He simply waited in silence, allowing the ovation to build and build until it was on overflow mode by the time the commercial break had ended and the legions of fans watching at home were given the opportunity to witness this special scene.
During the second intermission, Lacroix was walking up to the press lounge to grab something to drink and he was asked if that little pause was planned.
"No," Lacroix said. "But it was worth it."
"The ultimate test was when he was pulled; he did not start Game 4 against Washington. Even me, to be honest with you, I'd be rattled. I don't know if I could have bounced back for Game 5." - Patrick Roy on OTR, on Jaroslav Halak
A man goes into a bar and tells the bartender, "I'll have an Ovechkin". Bartender asks, "What's an Ovechkin?".

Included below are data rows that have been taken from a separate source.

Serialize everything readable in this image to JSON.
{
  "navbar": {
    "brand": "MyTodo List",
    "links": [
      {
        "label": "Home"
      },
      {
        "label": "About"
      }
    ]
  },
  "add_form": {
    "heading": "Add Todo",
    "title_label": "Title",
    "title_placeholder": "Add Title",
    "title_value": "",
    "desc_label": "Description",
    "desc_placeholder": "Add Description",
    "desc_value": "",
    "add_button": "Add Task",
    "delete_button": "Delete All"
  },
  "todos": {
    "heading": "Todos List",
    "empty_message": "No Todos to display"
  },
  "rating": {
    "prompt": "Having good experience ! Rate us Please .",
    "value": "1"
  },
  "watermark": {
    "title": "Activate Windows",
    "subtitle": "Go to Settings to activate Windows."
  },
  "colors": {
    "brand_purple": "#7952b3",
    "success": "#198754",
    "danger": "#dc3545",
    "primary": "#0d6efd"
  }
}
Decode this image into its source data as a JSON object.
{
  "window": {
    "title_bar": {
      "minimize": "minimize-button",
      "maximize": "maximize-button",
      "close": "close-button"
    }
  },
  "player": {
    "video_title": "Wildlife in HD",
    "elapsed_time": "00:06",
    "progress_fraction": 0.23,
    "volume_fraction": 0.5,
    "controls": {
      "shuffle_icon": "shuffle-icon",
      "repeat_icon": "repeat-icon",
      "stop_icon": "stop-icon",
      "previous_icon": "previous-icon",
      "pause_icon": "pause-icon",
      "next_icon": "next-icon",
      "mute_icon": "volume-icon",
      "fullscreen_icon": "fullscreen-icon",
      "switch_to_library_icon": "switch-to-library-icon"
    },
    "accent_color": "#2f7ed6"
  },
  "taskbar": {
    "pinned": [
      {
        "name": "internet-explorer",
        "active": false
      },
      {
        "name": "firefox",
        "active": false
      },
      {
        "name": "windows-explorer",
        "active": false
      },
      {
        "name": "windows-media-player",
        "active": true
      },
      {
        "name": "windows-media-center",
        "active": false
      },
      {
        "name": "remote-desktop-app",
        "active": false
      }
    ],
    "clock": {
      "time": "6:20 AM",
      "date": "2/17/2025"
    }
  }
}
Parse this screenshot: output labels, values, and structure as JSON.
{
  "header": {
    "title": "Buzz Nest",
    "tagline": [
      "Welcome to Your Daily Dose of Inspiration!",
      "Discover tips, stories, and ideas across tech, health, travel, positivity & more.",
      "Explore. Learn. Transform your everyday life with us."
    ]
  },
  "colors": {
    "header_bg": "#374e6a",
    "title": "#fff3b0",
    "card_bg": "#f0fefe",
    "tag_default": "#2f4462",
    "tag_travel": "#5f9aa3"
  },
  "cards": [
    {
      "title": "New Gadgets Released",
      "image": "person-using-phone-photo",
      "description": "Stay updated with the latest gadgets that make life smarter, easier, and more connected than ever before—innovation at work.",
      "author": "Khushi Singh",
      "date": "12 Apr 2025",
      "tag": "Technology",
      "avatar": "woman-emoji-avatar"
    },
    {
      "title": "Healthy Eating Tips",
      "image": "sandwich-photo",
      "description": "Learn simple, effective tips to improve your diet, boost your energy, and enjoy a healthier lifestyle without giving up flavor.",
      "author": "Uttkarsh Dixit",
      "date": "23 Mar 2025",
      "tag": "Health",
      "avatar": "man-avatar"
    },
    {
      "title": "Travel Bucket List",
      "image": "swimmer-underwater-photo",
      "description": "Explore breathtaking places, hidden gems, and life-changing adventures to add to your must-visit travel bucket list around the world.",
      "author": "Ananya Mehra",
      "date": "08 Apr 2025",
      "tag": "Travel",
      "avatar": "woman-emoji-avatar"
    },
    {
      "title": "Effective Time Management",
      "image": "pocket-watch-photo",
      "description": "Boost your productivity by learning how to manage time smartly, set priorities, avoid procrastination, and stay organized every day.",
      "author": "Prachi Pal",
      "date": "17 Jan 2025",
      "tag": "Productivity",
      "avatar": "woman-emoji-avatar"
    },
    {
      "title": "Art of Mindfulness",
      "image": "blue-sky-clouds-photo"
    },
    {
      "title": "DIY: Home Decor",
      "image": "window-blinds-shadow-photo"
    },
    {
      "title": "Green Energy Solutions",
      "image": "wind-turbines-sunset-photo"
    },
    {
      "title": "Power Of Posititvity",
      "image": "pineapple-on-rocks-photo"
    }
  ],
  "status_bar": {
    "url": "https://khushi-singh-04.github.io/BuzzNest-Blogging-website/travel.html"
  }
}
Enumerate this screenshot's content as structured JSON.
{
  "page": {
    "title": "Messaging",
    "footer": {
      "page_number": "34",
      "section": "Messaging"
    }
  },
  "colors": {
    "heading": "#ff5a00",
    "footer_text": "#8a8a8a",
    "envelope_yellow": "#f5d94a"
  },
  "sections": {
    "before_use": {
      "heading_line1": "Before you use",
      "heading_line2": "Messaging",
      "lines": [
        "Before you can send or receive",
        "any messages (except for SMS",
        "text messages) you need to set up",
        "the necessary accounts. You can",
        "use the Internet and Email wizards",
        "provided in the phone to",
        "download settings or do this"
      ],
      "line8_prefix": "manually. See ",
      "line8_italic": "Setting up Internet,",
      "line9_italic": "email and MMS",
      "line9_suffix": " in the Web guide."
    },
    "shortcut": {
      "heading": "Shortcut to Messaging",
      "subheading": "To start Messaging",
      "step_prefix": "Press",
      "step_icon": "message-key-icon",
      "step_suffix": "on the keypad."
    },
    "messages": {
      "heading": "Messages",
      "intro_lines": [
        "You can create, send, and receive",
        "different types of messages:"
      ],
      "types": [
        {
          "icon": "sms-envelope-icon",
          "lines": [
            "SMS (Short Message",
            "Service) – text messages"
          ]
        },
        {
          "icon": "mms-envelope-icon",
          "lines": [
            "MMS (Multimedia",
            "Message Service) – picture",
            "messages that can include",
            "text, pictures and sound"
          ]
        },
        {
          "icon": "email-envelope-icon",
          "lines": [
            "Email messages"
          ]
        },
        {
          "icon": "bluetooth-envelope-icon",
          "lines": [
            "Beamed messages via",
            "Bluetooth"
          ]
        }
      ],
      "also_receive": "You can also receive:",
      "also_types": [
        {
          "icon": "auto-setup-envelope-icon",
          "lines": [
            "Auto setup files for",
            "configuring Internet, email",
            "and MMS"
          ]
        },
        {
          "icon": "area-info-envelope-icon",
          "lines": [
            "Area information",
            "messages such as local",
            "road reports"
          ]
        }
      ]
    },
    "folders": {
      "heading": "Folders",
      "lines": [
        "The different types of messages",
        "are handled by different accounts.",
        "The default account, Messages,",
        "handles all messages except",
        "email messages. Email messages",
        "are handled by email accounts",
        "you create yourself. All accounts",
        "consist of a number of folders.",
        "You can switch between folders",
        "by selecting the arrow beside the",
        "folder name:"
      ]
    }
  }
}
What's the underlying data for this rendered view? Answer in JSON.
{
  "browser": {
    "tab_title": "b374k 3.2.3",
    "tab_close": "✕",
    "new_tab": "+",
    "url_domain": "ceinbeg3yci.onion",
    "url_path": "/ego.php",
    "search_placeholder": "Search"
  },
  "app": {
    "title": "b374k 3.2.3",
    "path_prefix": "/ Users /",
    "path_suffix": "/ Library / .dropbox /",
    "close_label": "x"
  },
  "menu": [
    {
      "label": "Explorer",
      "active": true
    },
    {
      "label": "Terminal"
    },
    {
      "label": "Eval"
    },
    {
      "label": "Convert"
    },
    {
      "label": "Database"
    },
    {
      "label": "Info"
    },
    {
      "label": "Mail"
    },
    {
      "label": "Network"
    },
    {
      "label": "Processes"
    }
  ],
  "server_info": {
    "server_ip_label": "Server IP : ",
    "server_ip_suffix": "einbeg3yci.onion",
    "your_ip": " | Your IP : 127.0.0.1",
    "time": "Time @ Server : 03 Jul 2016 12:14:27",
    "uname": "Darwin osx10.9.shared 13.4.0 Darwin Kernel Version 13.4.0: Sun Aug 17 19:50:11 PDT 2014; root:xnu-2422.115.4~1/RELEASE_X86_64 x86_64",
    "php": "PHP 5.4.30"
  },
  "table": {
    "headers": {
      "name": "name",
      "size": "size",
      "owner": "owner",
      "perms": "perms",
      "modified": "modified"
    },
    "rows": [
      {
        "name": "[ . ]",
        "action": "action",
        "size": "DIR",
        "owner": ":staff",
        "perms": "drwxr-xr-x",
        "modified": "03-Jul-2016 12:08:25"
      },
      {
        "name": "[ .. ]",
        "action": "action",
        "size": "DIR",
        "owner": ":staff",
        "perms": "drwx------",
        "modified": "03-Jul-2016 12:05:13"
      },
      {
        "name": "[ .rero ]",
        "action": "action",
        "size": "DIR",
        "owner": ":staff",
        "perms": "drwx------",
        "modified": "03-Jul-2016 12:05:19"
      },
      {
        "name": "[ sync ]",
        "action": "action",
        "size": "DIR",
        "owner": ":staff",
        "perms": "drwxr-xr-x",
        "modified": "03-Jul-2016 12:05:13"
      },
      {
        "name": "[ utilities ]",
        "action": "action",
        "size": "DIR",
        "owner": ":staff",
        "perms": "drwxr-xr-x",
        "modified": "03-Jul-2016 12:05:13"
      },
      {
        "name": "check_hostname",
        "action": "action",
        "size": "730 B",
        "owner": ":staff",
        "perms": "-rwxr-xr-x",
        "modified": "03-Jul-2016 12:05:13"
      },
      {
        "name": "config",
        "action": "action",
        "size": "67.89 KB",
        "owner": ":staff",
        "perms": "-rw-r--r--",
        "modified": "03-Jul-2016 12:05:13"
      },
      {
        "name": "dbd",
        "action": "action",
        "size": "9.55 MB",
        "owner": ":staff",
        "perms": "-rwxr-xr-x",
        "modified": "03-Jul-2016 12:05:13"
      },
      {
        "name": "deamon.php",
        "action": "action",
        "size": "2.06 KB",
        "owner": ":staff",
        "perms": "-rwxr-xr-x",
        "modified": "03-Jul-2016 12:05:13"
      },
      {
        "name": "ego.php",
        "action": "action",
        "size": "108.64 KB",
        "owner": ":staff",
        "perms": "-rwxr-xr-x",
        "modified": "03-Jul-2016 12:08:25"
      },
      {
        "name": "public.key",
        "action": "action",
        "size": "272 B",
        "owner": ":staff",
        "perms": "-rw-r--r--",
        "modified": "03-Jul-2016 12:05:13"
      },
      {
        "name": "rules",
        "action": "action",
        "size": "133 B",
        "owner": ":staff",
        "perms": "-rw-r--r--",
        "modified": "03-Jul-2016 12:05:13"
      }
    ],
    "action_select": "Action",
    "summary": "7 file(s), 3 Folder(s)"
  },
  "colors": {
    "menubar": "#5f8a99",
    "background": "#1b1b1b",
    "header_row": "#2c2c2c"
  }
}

The mans says, "A White Russian, no ice, no cup".
Scott Gomez on the Canadiens' goaltending after the Capitals Alexander Ovechkin thought Jaroslav Halak was shaking in Game Two:
"Jaro got us here and [Carey] Price got us here," Gomez said. "He's the one who's been answering the bell and he's the reason we're standing here talking to you guys right now. He's a professional; he's been in huge games for his country."
Someone asked if he'd offer some words of encouragement before Monday's Game 3 and Gomez said he didn't think it would help, as he really has no idea what goalies do anyway.
"I don't know anything about goaltending, I don't know if anyone else does," he said. "So, I don't know if I can go up and talk to him. I guess in knee hockey I was pretty good at goaltending.
"I think that's why they have a goaltending coach. Especially goaltenders, they're different all around. They're weirdoes anyway, so I don't think I can make any sense to him anyway. You'd have to have some set of nuts to go up to the goaltender and tell him what you think at this level, that he should be doing [something] different, especially in the playoffs."